Charles Knowlton, Fruits of Philosophy (1832)

Fruits of Philosophy

Fruits of Philosophy, expanded 2nd edition: Controversial early work on birth control.

Charles Knowlton, a physician in Massachusetts, is sometimes considered the founder of American contraceptive medicine. His anonymously published book on the medical prevention of conception, intended to help impoverished families, was the first such book in English written for a popular audience.

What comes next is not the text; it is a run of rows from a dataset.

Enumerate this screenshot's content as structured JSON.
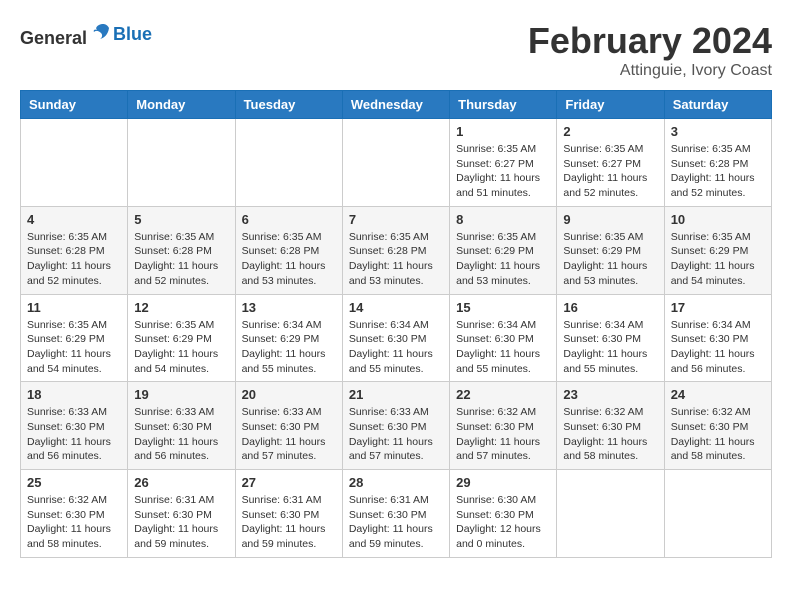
{
  "logo": {
    "text_general": "General",
    "text_blue": "Blue"
  },
  "title": {
    "month": "February 2024",
    "location": "Attinguie, Ivory Coast"
  },
  "headers": [
    "Sunday",
    "Monday",
    "Tuesday",
    "Wednesday",
    "Thursday",
    "Friday",
    "Saturday"
  ],
  "weeks": [
    [
      {
        "day": "",
        "detail": ""
      },
      {
        "day": "",
        "detail": ""
      },
      {
        "day": "",
        "detail": ""
      },
      {
        "day": "",
        "detail": ""
      },
      {
        "day": "1",
        "detail": "Sunrise: 6:35 AM\nSunset: 6:27 PM\nDaylight: 11 hours\nand 51 minutes."
      },
      {
        "day": "2",
        "detail": "Sunrise: 6:35 AM\nSunset: 6:27 PM\nDaylight: 11 hours\nand 52 minutes."
      },
      {
        "day": "3",
        "detail": "Sunrise: 6:35 AM\nSunset: 6:28 PM\nDaylight: 11 hours\nand 52 minutes."
      }
    ],
    [
      {
        "day": "4",
        "detail": "Sunrise: 6:35 AM\nSunset: 6:28 PM\nDaylight: 11 hours\nand 52 minutes."
      },
      {
        "day": "5",
        "detail": "Sunrise: 6:35 AM\nSunset: 6:28 PM\nDaylight: 11 hours\nand 52 minutes."
      },
      {
        "day": "6",
        "detail": "Sunrise: 6:35 AM\nSunset: 6:28 PM\nDaylight: 11 hours\nand 53 minutes."
      },
      {
        "day": "7",
        "detail": "Sunrise: 6:35 AM\nSunset: 6:28 PM\nDaylight: 11 hours\nand 53 minutes."
      },
      {
        "day": "8",
        "detail": "Sunrise: 6:35 AM\nSunset: 6:29 PM\nDaylight: 11 hours\nand 53 minutes."
      },
      {
        "day": "9",
        "detail": "Sunrise: 6:35 AM\nSunset: 6:29 PM\nDaylight: 11 hours\nand 53 minutes."
      },
      {
        "day": "10",
        "detail": "Sunrise: 6:35 AM\nSunset: 6:29 PM\nDaylight: 11 hours\nand 54 minutes."
      }
    ],
    [
      {
        "day": "11",
        "detail": "Sunrise: 6:35 AM\nSunset: 6:29 PM\nDaylight: 11 hours\nand 54 minutes."
      },
      {
        "day": "12",
        "detail": "Sunrise: 6:35 AM\nSunset: 6:29 PM\nDaylight: 11 hours\nand 54 minutes."
      },
      {
        "day": "13",
        "detail": "Sunrise: 6:34 AM\nSunset: 6:29 PM\nDaylight: 11 hours\nand 55 minutes."
      },
      {
        "day": "14",
        "detail": "Sunrise: 6:34 AM\nSunset: 6:30 PM\nDaylight: 11 hours\nand 55 minutes."
      },
      {
        "day": "15",
        "detail": "Sunrise: 6:34 AM\nSunset: 6:30 PM\nDaylight: 11 hours\nand 55 minutes."
      },
      {
        "day": "16",
        "detail": "Sunrise: 6:34 AM\nSunset: 6:30 PM\nDaylight: 11 hours\nand 55 minutes."
      },
      {
        "day": "17",
        "detail": "Sunrise: 6:34 AM\nSunset: 6:30 PM\nDaylight: 11 hours\nand 56 minutes."
      }
    ],
    [
      {
        "day": "18",
        "detail": "Sunrise: 6:33 AM\nSunset: 6:30 PM\nDaylight: 11 hours\nand 56 minutes."
      },
      {
        "day": "19",
        "detail": "Sunrise: 6:33 AM\nSunset: 6:30 PM\nDaylight: 11 hours\nand 56 minutes."
      },
      {
        "day": "20",
        "detail": "Sunrise: 6:33 AM\nSunset: 6:30 PM\nDaylight: 11 hours\nand 57 minutes."
      },
      {
        "day": "21",
        "detail": "Sunrise: 6:33 AM\nSunset: 6:30 PM\nDaylight: 11 hours\nand 57 minutes."
      },
      {
        "day": "22",
        "detail": "Sunrise: 6:32 AM\nSunset: 6:30 PM\nDaylight: 11 hours\nand 57 minutes."
      },
      {
        "day": "23",
        "detail": "Sunrise: 6:32 AM\nSunset: 6:30 PM\nDaylight: 11 hours\nand 58 minutes."
      },
      {
        "day": "24",
        "detail": "Sunrise: 6:32 AM\nSunset: 6:30 PM\nDaylight: 11 hours\nand 58 minutes."
      }
    ],
    [
      {
        "day": "25",
        "detail": "Sunrise: 6:32 AM\nSunset: 6:30 PM\nDaylight: 11 hours\nand 58 minutes."
      },
      {
        "day": "26",
        "detail": "Sunrise: 6:31 AM\nSunset: 6:30 PM\nDaylight: 11 hours\nand 59 minutes."
      },
      {
        "day": "27",
        "detail": "Sunrise: 6:31 AM\nSunset: 6:30 PM\nDaylight: 11 hours\nand 59 minutes."
      },
      {
        "day": "28",
        "detail": "Sunrise: 6:31 AM\nSunset: 6:30 PM\nDaylight: 11 hours\nand 59 minutes."
      },
      {
        "day": "29",
        "detail": "Sunrise: 6:30 AM\nSunset: 6:30 PM\nDaylight: 12 hours\nand 0 minutes."
      },
      {
        "day": "",
        "detail": ""
      },
      {
        "day": "",
        "detail": ""
      }
    ]
  ]
}
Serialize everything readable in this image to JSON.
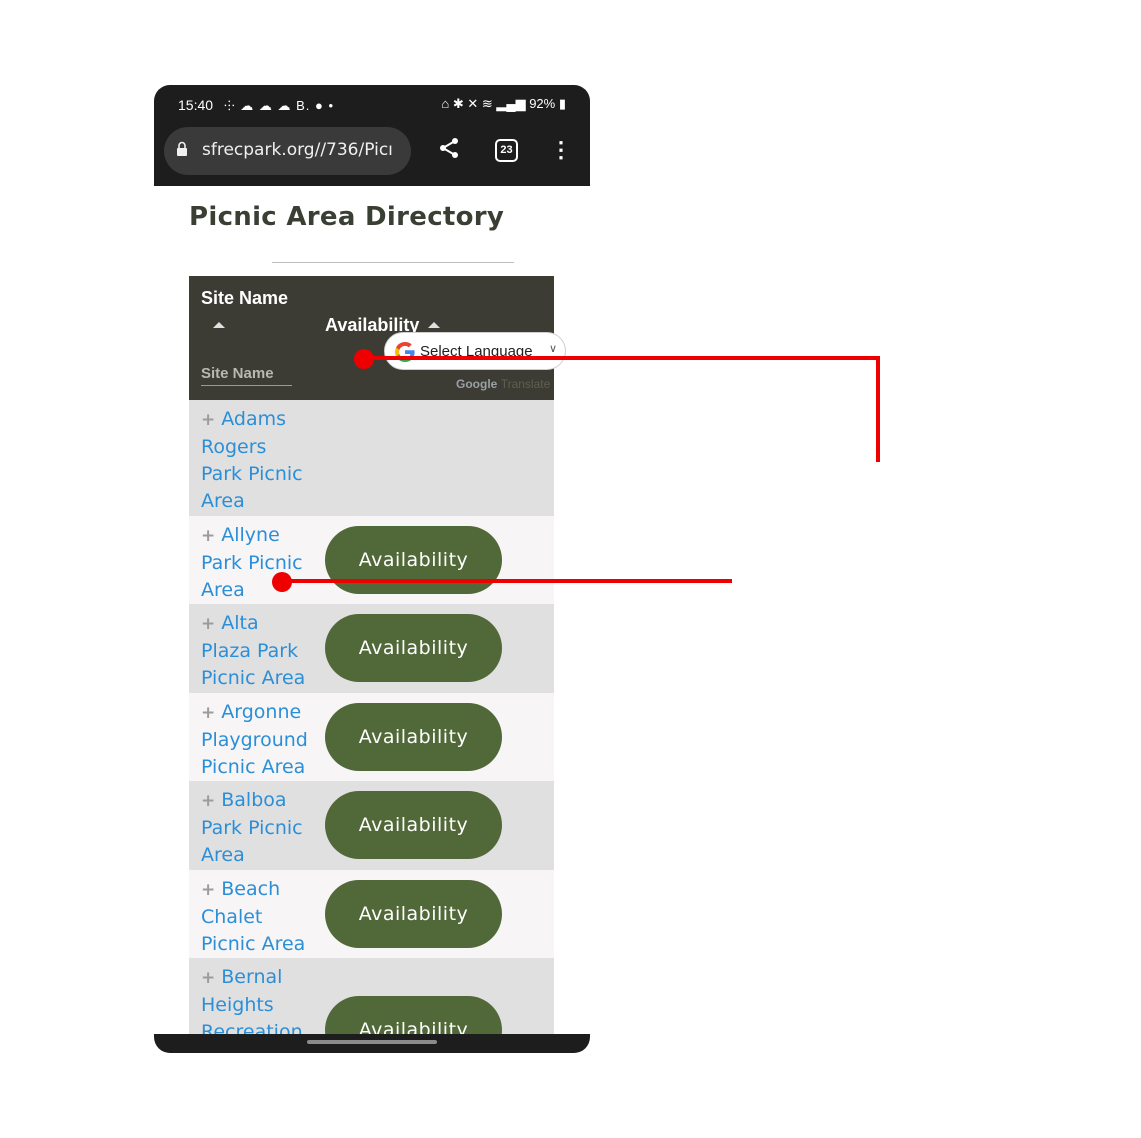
{
  "status": {
    "time": "15:40",
    "left_icons": "⸭ ☁ ☁ ☁ B. ● •",
    "battery": "92%"
  },
  "browser": {
    "url": "sfrecpark.org//736/Picı",
    "tab_count": "23"
  },
  "page": {
    "title": "Picnic Area Directory"
  },
  "table": {
    "col_site": "Site Name",
    "col_availability": "Availability",
    "filter_placeholder": "Site Name",
    "language_select": "Select Language",
    "powered_google": "Google",
    "powered_translate": "Translate",
    "rows": [
      {
        "name_lines": [
          "Adams",
          "Rogers",
          "Park Picnic",
          "Area"
        ],
        "button": ""
      },
      {
        "name_lines": [
          "Allyne",
          "Park Picnic",
          "Area"
        ],
        "button": "Availability"
      },
      {
        "name_lines": [
          "Alta",
          "Plaza Park",
          "Picnic Area"
        ],
        "button": "Availability"
      },
      {
        "name_lines": [
          "Argonne",
          "Playground",
          "Picnic Area"
        ],
        "button": "Availability"
      },
      {
        "name_lines": [
          "Balboa",
          "Park Picnic",
          "Area"
        ],
        "button": "Availability"
      },
      {
        "name_lines": [
          "Beach",
          "Chalet",
          "Picnic Area"
        ],
        "button": "Availability"
      },
      {
        "name_lines": [
          "Bernal",
          "Heights",
          "Recreation"
        ],
        "button": "Availability"
      }
    ]
  },
  "colors": {
    "header_bg": "#3c3c34",
    "button_bg": "#516838",
    "link": "#2b8fd8",
    "annotation": "#ee0000"
  }
}
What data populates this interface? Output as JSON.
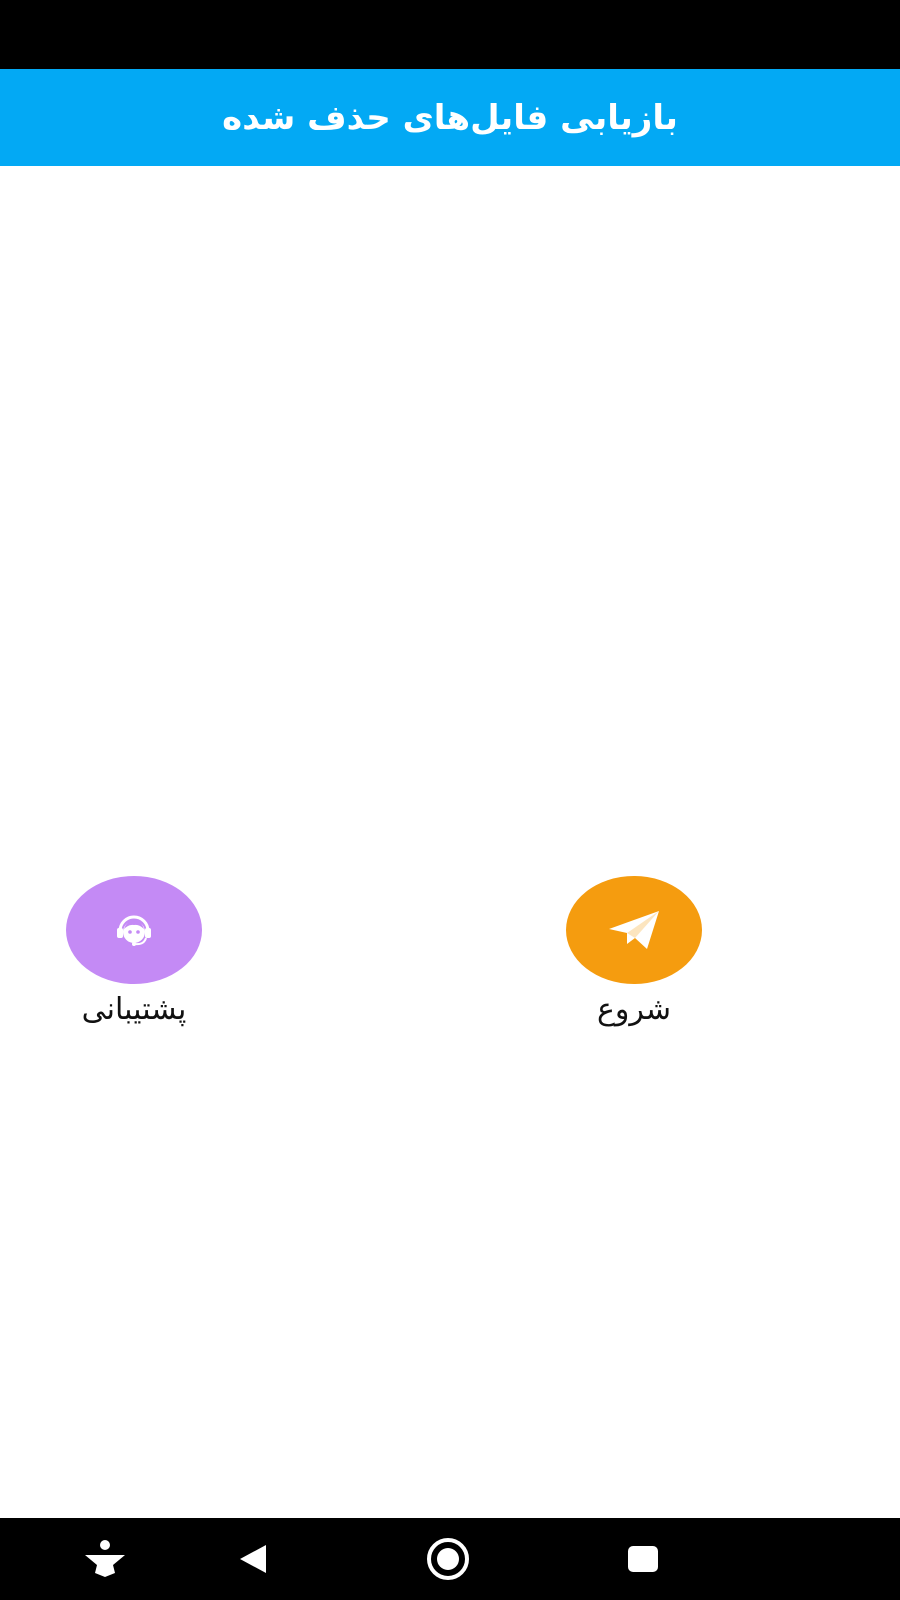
{
  "app_bar": {
    "title": "بازیابی فایل‌های حذف شده"
  },
  "actions": {
    "support": {
      "label": "پشتیبانی",
      "icon": "support-agent-icon",
      "color": "#c48af5"
    },
    "start": {
      "label": "شروع",
      "icon": "paper-plane-icon",
      "color": "#f59c0f"
    }
  },
  "colors": {
    "app_bar": "#03a9f4",
    "status_bar": "#000000",
    "nav_bar": "#000000",
    "background": "#ffffff"
  },
  "navigation": {
    "icons": [
      "accessibility-icon",
      "back-icon",
      "home-icon",
      "recents-icon"
    ]
  }
}
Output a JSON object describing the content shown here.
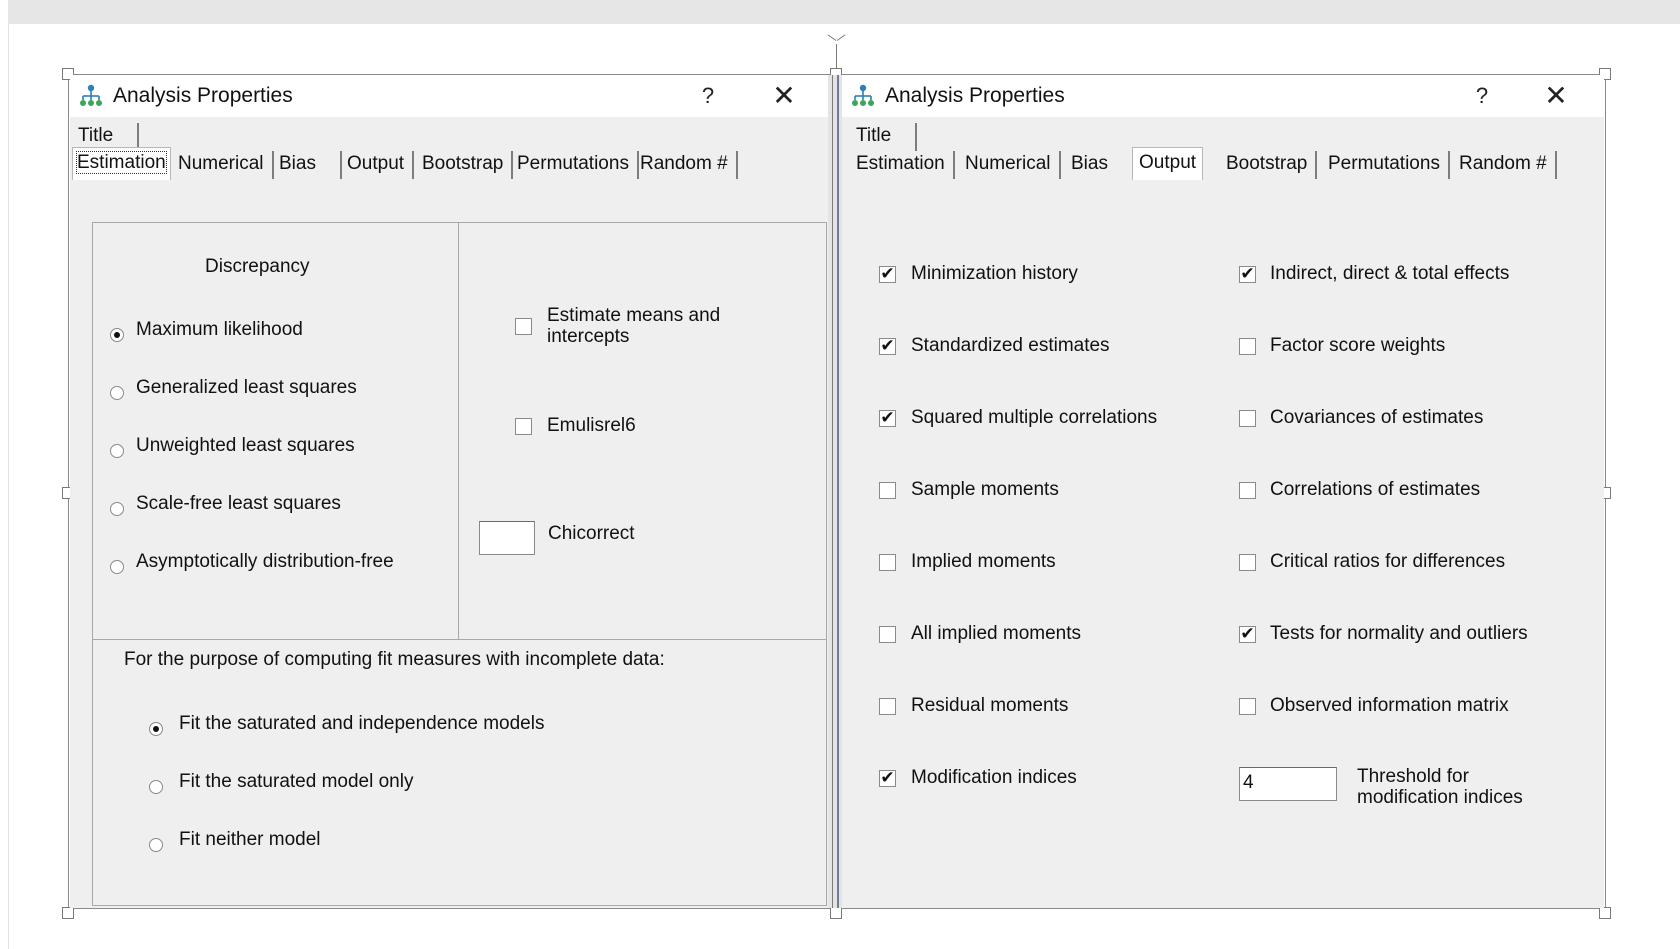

In 1832, Knowlton was fined $50 for publishing the book and sentenced to three months hard labor. In 1877, the social reformers Annie Besant and Charles Bradlaugh reprinted the book in England. As a test case to establish the right to publish contraceptive information, they deliberately sent a copy to the police, which led to their arrest and trial for selling obscene material. They were prosecuted and acquitted in a highly publicized trial in 1877. According to some historians, this trial and the general discussion of birth control that followed may have contributed to a significant decline in the British birth rate.

Clements Library copy of Fruits of Philosophy